      The Chicago Council on Global Affairs highlights critical shifts in American public thinking on US foreign policy through public opinion surveys and research conducted under the Lester Crown Center on US Foreign Policy. 

      The annual Chicago Council Survey, first conducted in 1974, is a valuable resource for policymakers, academics, media, and the general public. The Council also surveys American leaders in government, business, academia, think tanks, and religious organizations biennially to compare trends in their thinking with overall trends. And collaborating with partner organizations, the survey team periodically conducts parallel surveys of public opinion in other regions of the world to compare with US public opinion. 

      The Running Numbers blog features regular commentary and analysis from the Council’s public opinion and US foreign policy research team, including a series of flash polls of a select group of foreign policy experts to assess their opinions on critical foreign policy topics driving the news.

      Archive


      | By Jack Benjamin

      6 Ways in Which Liberal and Moderate Democrats Diverge on Key Issues

      Democratic primary season is well under way, highlighted by recent debates and battleground fundraising by the large field of presidential hopefuls. As candidates deliver their pitch to voters, party supporters are not in lockstep on every issue.


      | By Ruby Scanlon

      The Generational Divide Over Climate Change

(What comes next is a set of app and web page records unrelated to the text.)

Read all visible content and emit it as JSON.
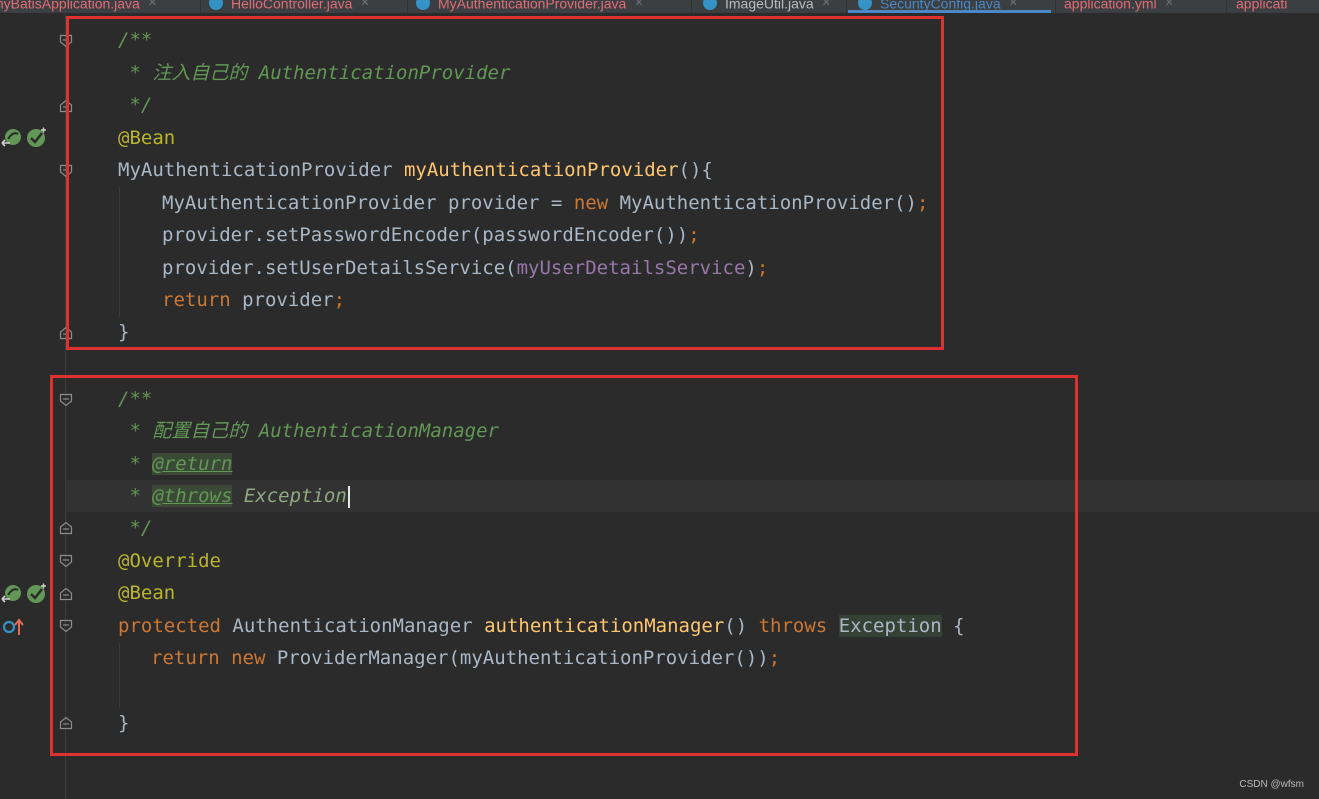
{
  "tabs": [
    {
      "label": "myBatisApplication.java",
      "state": "error"
    },
    {
      "label": "HelloController.java",
      "state": "error"
    },
    {
      "label": "MyAuthenticationProvider.java",
      "state": "error"
    },
    {
      "label": "ImageUtil.java",
      "state": "normal"
    },
    {
      "label": "SecurityConfig.java",
      "state": "active"
    },
    {
      "label": "application.yml",
      "state": "error"
    },
    {
      "label": "applicati",
      "state": "error"
    }
  ],
  "code": {
    "l1": "/**",
    "l2": " * 注入自己的 AuthenticationProvider",
    "l3": " */",
    "l4": "@Bean",
    "l5_type": "MyAuthenticationProvider ",
    "l5_fn": "myAuthenticationProvider",
    "l5_tail": "(){",
    "l6_a": "MyAuthenticationProvider provider = ",
    "l6_kw": "new",
    "l6_b": " MyAuthenticationProvider()",
    "l6_semi": ";",
    "l7_a": "provider.setPasswordEncoder(passwordEncoder())",
    "l7_semi": ";",
    "l8_a": "provider.setUserDetailsService(",
    "l8_field": "myUserDetailsService",
    "l8_b": ")",
    "l8_semi": ";",
    "l9_kw": "return",
    "l9_a": " provider",
    "l9_semi": ";",
    "l10": "}",
    "l11": "/**",
    "l12": " * 配置自己的 AuthenticationManager",
    "l13_star": " * ",
    "l13_tag": "@return",
    "l14_star": " * ",
    "l14_tag": "@throws",
    "l14_exc": "Exception",
    "l15": " */",
    "l16": "@Override",
    "l17": "@Bean",
    "l18_kw": "protected",
    "l18_type": " AuthenticationManager ",
    "l18_fn": "authenticationManager",
    "l18_paren": "() ",
    "l18_throws": "throws",
    "l18_exc": "Exception",
    "l18_tail": " {",
    "l19_kw1": "return",
    "l19_kw2": "new",
    "l19_a": " ProviderManager(myAuthenticationProvider())",
    "l19_semi": ";",
    "l20": "}"
  },
  "watermark": "CSDN @wfsm",
  "colors": {
    "background": "#2b2b2b",
    "comment": "#629755",
    "keyword": "#cc7832",
    "annotation": "#bbb529",
    "function": "#ffc66d",
    "field": "#9876aa",
    "text": "#a9b7c6",
    "highlight_box": "#e03131"
  }
}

      America’s young and old are split on what to do about climate change, presenting a major hurdle for the country’s youth to attain serious and immediate action.









      | By Bettina Hammer

      Americans Aren't Fans of Arms Sales

      The United States has long been the tops arms supplier in the world. Yet public opinion data shows that Americans aren’t fans of U.S. arms sales.


      | By Bettina Hammer

      Little Admiration for the United States among MENA Publics

      Most Americans believe that respect and admiration for the United States are instrumental in achieving US foreign policy goals. But a new poll finds publics in the Middle East and North Africa continue to view the United States unfavorably. 


      | By Bettina Hammer

      Peace to Prosperity Misses the Mark with Palestinians

      At the June 25-26 Bahrain Peace to Prosperity Workshop, Jared Kushner presented the first component of a U.S. peace plan for the Middle East. But how does this plan sit with the Palestinian public?



      | By Dina Smeltz, Brendan Helm

      Scholars vs the Public: Collapse of the INF Treaty

      In early February 2019, the United States withdrew from the Intermediate-Range Nuclear Forces (INF) Treaty following President Trump’s October 2018 (and the Obama administration’s July 2014) accusations that Russia was failing to comply with the treaty. Russia withdrew from the treaty the next day.

      Findings from a February 2019 Chicago Council on Global Affairs general public survey and a December 2018 Teaching, Research, and International Policy (TRIP) survey of International Relations (IR) scholars around the world illustrate how these different populations perceive the collapse of the INF Treaty.